Earth observations from space demonstrate the successful synergy between science and technology. As scientists have gained experience in studying Earth through satellite observations, they have defined new technological needs, helped drive technological development to provide more quantitative and accurate measurements, and have advanced more sophisticated methods to interpret satellite data. To capitalize fully on the investment made in Earth-orbiting observing platforms and make the best use of these observations, satellite data require careful calibration and sophisticated analysis and assimilation tools. Optimal data processing can be undertaken only if a suitably trained workforce is in place to develop these tools and interpret the observations. In this respect, full and open access to satellite data is crucial because training and maintaining the required workforce is possible only if the data are continuously accessible to the broad scientific community.

The concept of open data access was adopted by the IGY when establishing the World Data Center System 50 years ago, and it is even more meaningful today than at the time of the Cold War. This does not preclude commercialization of some aspects of useful data product development, but the portion of carefully calibrated low-level data that is properly a public good should be made available to all stakeholders at no more than the cost of reproduction. The Landsat story is a case in point: wholesale commercialization of the data led to a precipitous drop in their use for both scientific and commercial applications, which recovered upon return to the earlier open data access policy. Only when academic, government, and commercial scientists are given liberal access to the data, and when a sufficient number of scientists are trained in the effective use of these data, will the analysis tools mature to the benefit of all parties. Our 50-year experience with passive (e.g., optical) and active (e.g., radar or lidar [light detection and ranging]) surface imagery, weather satellites, and planetary field measurements shows that the maturation process of these tools requires decades.

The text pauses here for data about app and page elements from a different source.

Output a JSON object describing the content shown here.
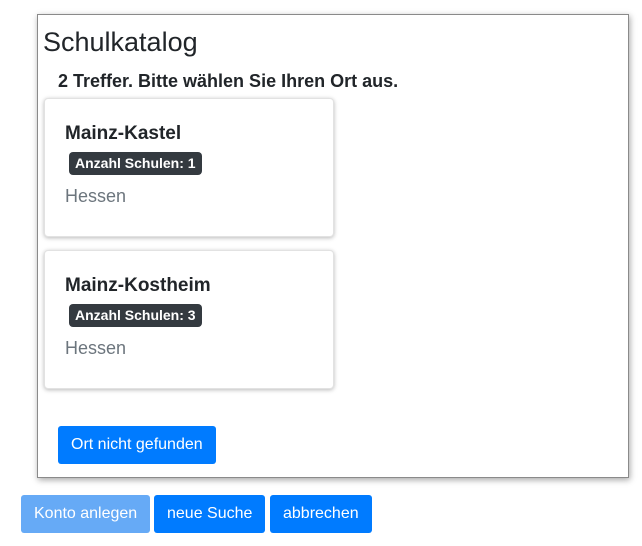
{
  "dialog": {
    "title": "Schulkatalog",
    "result_text": "2 Treffer. Bitte wählen Sie Ihren Ort aus.",
    "results": [
      {
        "name": "Mainz-Kastel",
        "badge": "Anzahl Schulen: 1",
        "state": "Hessen"
      },
      {
        "name": "Mainz-Kostheim",
        "badge": "Anzahl Schulen: 3",
        "state": "Hessen"
      }
    ],
    "not_found_label": "Ort nicht gefunden"
  },
  "footer": {
    "create_account_label": "Konto anlegen",
    "new_search_label": "neue Suche",
    "cancel_label": "abbrechen"
  },
  "colors": {
    "primary": "#007bff",
    "primary_disabled": "#66aaf6",
    "badge_bg": "#343a40",
    "muted_text": "#6c757d"
  }
}
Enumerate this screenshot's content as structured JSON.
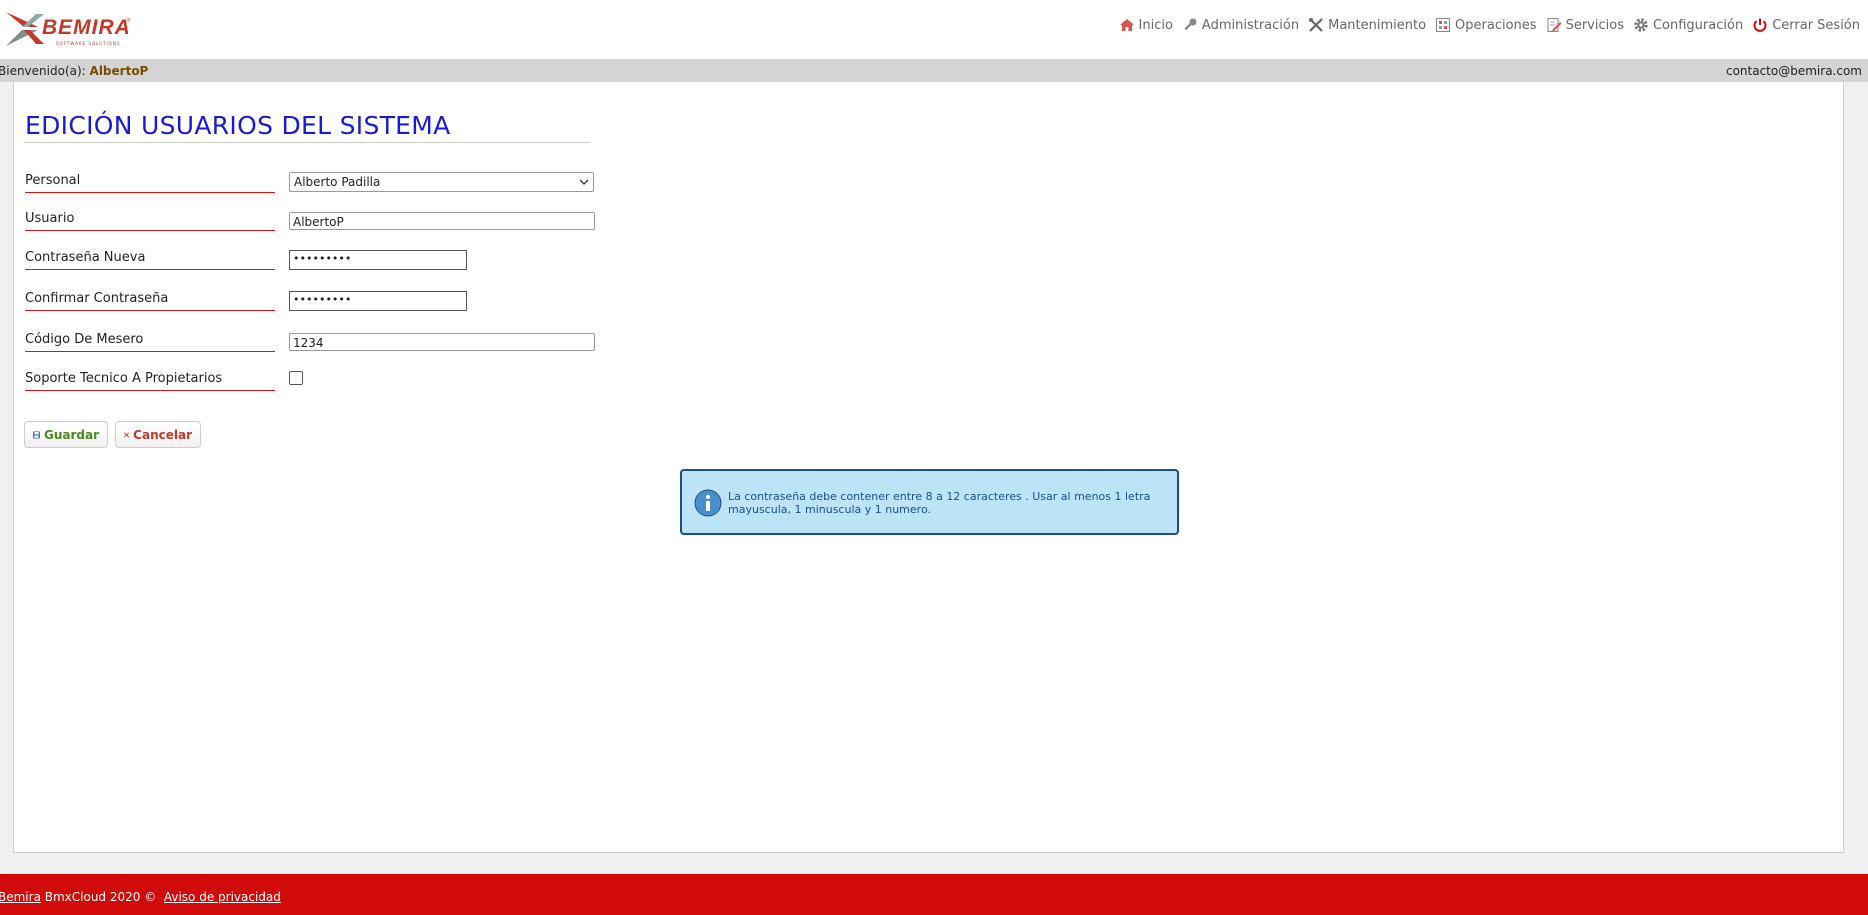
{
  "brand": {
    "name": "BEMIRA",
    "tagline": "SOFTWARE SOLUTIONS",
    "reg": "®",
    "primary_color": "#c0392b"
  },
  "nav": [
    {
      "label": "Inicio",
      "icon": "home-icon"
    },
    {
      "label": "Administración",
      "icon": "key-icon"
    },
    {
      "label": "Mantenimiento",
      "icon": "tools-icon"
    },
    {
      "label": "Operaciones",
      "icon": "grid-icon"
    },
    {
      "label": "Servicios",
      "icon": "document-edit-icon"
    },
    {
      "label": "Configuración",
      "icon": "gear-icon"
    },
    {
      "label": "Cerrar Sesión",
      "icon": "power-icon"
    }
  ],
  "welcome": {
    "prefix": "Bienvenido(a):",
    "user": "AlbertoP",
    "contact": "contacto@bemira.com"
  },
  "page": {
    "title": "EDICIÓN USUARIOS DEL SISTEMA"
  },
  "form": {
    "personal": {
      "label": "Personal",
      "value": "Alberto Padilla"
    },
    "usuario": {
      "label": "Usuario",
      "value": "AlbertoP"
    },
    "password_new": {
      "label": "Contraseña Nueva",
      "value": "•••••••••"
    },
    "password_confirm": {
      "label": "Confirmar Contraseña",
      "value": "•••••••••"
    },
    "codigo": {
      "label": "Código De Mesero",
      "value": "1234"
    },
    "soporte": {
      "label": "Soporte Tecnico A Propietarios",
      "checked": false
    }
  },
  "buttons": {
    "save": "Guardar",
    "cancel": "Cancelar"
  },
  "info": {
    "message": "La contraseña debe contener entre 8 a 12 caracteres . Usar al menos 1 letra mayuscula, 1 minuscula y 1 numero."
  },
  "footer": {
    "brand_link": "Bemira",
    "text": " BmxCloud 2020 ©  ",
    "privacy_link": "Aviso de privacidad"
  },
  "colors": {
    "title": "#1a1ad6",
    "footer_bg": "#d10a0a",
    "label_underline": "#dd1111",
    "info_bg": "#bde3f6",
    "info_border": "#1b4f86"
  }
}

The first 50 years of Earth observations from space imparted the fundamental lessons that everything—land, ocean, and atmosphere—is intricately intertwined and that the Earth is a complex and dynamic system. In addition, “each [satellite] mission taught scientists not only something new about the Earth system, but also something new about how to create, operate, and improve the technology for observing the Earth from space.”4

Based on its review of important scientific accomplishments, the committee concludes the following (for a detailed description, see Chapter 12):

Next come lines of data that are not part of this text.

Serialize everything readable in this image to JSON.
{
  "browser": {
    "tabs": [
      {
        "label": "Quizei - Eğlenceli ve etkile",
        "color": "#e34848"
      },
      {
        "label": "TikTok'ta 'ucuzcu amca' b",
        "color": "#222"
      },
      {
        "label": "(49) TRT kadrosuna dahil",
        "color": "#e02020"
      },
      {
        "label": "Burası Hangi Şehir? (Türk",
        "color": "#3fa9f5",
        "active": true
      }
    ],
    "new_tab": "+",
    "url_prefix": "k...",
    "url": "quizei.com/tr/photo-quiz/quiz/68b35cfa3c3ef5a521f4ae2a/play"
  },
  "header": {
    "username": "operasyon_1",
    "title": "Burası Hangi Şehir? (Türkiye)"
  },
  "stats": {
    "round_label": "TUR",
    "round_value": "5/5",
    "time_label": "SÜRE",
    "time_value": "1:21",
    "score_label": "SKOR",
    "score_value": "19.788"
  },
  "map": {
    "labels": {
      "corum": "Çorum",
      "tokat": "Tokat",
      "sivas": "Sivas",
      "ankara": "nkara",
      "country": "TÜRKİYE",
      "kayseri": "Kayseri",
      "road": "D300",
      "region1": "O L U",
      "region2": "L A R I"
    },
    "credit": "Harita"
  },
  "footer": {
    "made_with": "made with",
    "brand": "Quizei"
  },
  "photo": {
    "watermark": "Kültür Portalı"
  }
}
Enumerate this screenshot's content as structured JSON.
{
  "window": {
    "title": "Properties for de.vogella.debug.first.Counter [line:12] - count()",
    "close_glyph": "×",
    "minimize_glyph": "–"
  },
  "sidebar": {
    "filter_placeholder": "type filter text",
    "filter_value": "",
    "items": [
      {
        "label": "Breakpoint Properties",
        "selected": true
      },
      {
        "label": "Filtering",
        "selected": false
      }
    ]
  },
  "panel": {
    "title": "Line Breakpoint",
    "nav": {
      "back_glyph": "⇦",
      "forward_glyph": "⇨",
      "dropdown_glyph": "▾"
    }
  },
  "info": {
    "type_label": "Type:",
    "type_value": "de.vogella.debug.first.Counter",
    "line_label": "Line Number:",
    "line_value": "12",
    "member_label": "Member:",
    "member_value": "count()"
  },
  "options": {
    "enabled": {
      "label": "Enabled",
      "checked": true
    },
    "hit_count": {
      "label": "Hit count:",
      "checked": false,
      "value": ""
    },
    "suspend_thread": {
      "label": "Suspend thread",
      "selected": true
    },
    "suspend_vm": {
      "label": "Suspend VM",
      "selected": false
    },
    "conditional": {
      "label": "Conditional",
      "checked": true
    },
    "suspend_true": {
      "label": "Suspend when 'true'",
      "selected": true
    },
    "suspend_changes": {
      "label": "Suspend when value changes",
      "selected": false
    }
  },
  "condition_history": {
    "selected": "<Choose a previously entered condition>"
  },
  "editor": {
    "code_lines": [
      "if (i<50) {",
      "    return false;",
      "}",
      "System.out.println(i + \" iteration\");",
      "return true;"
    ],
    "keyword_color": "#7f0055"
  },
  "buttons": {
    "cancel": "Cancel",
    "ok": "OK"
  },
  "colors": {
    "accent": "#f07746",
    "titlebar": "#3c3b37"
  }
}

  1. The daily synoptic global view of Earth, uniquely available from satellite observations, has revolutionized Earth studies and ushered in a new era of multidisciplinary Earth sciences, with an emphasis on dynamics at all accessible spatial and temporal scales, even in remote areas. This new capability plays a critically important role in helping society manage planetary-scale resources and environmental challenges.

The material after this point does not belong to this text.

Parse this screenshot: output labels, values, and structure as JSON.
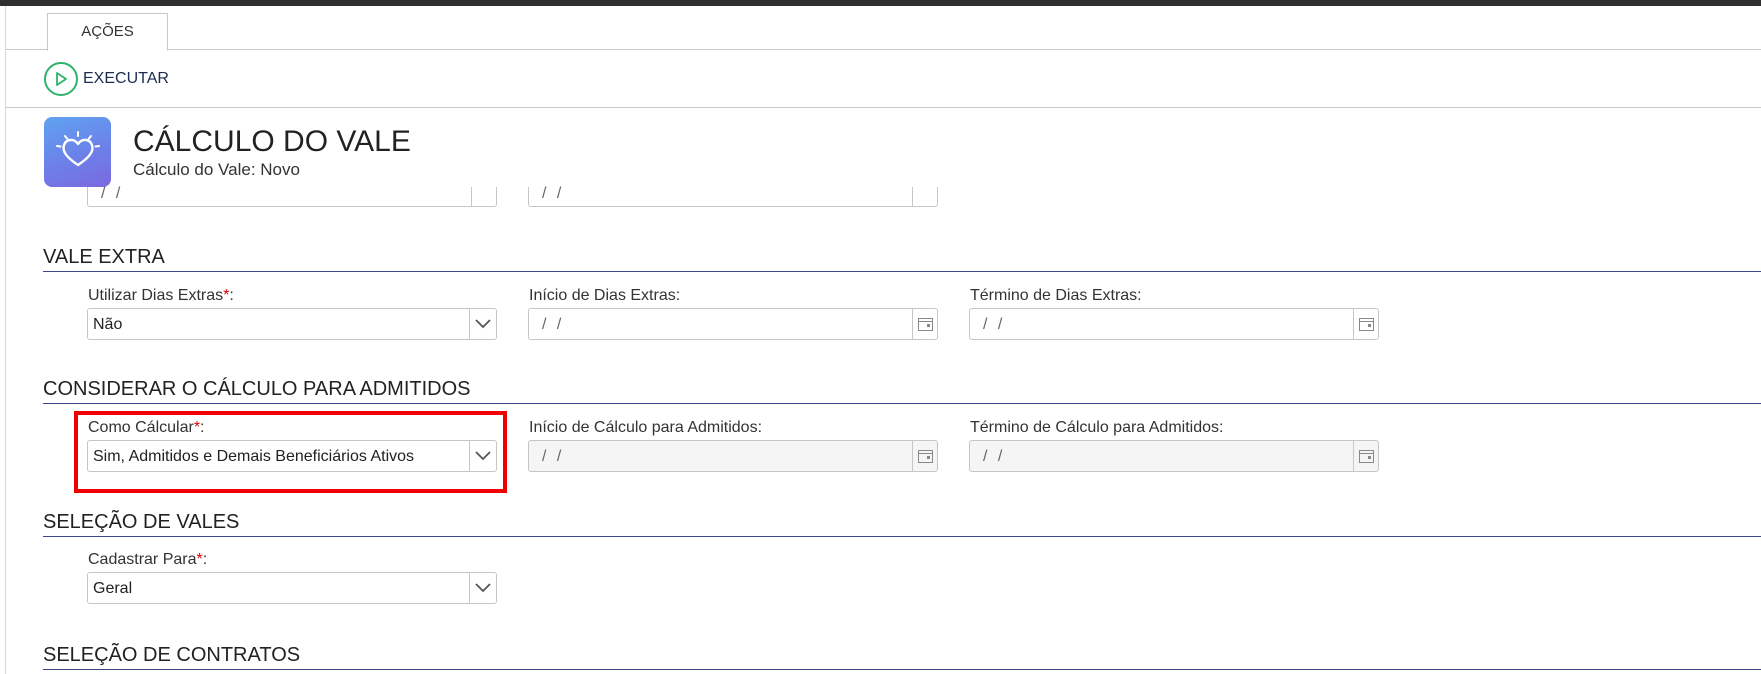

  2. To assess global change quantitatively, synoptic data sets with long time series are required. The value of the data increases significantly with seamless and inter-calibrated time series, which highlight the benefits of follow-on missions. Further, as these time series lengthen, historical data sets often increase in scientific and societal value.

  3. The scientific advances resulting from Earth observations from space illustrate the successful synergy between science and technology. The scientific and commercial value of satellite observations from space and their potential to benefit society often increase dramatically as instruments become more accurate.

  4. Satellite observations often reveal known phenomena and processes to be more complex than previously understood. This brings to the fore the indisputable benefits of multiple synergistic observations, including orbital, suborbital, and in situ measurements, linked with the best models available.

  5. The full benefits of satellite observations of Earth are realized only when the essential infrastructure, such as models, computing facilities, ground networks, and trained personnel, is in place.

  6. Providing full and open access to global data to an international audience more fully capitalizes on the investment in satellite technology and creates a more interdisciplinary and integrated Earth science community. International data sharing and collaborations on satellite missions lessen the burden on individual nations to maintain Earth observational capacities.

  7. Over the past 50 years, space observations of the Earth have accelerated the cross-disciplinary integration of analysis, interpretation, and, ultimately, our understanding of the dynamic processes that govern the planet. Given this momentum, the next decades will bring more remarkable discoveries and the capability to predict Earth processes, critical to protect human lives and property. However, the nation’s commitment to Earth satellite missions must be renewed to realize the potential of this fertile area of science.

Because the critical infrastructure to make the best use of satellite data takes decades to build and is now in place,

The National Academies of Sciences, Engineering, and Medicine
500 Fifth St. N.W. | Washington, D.C. 20001

Copyright © National Academy of Sciences. All rights reserved.
Terms of Use and Privacy Statement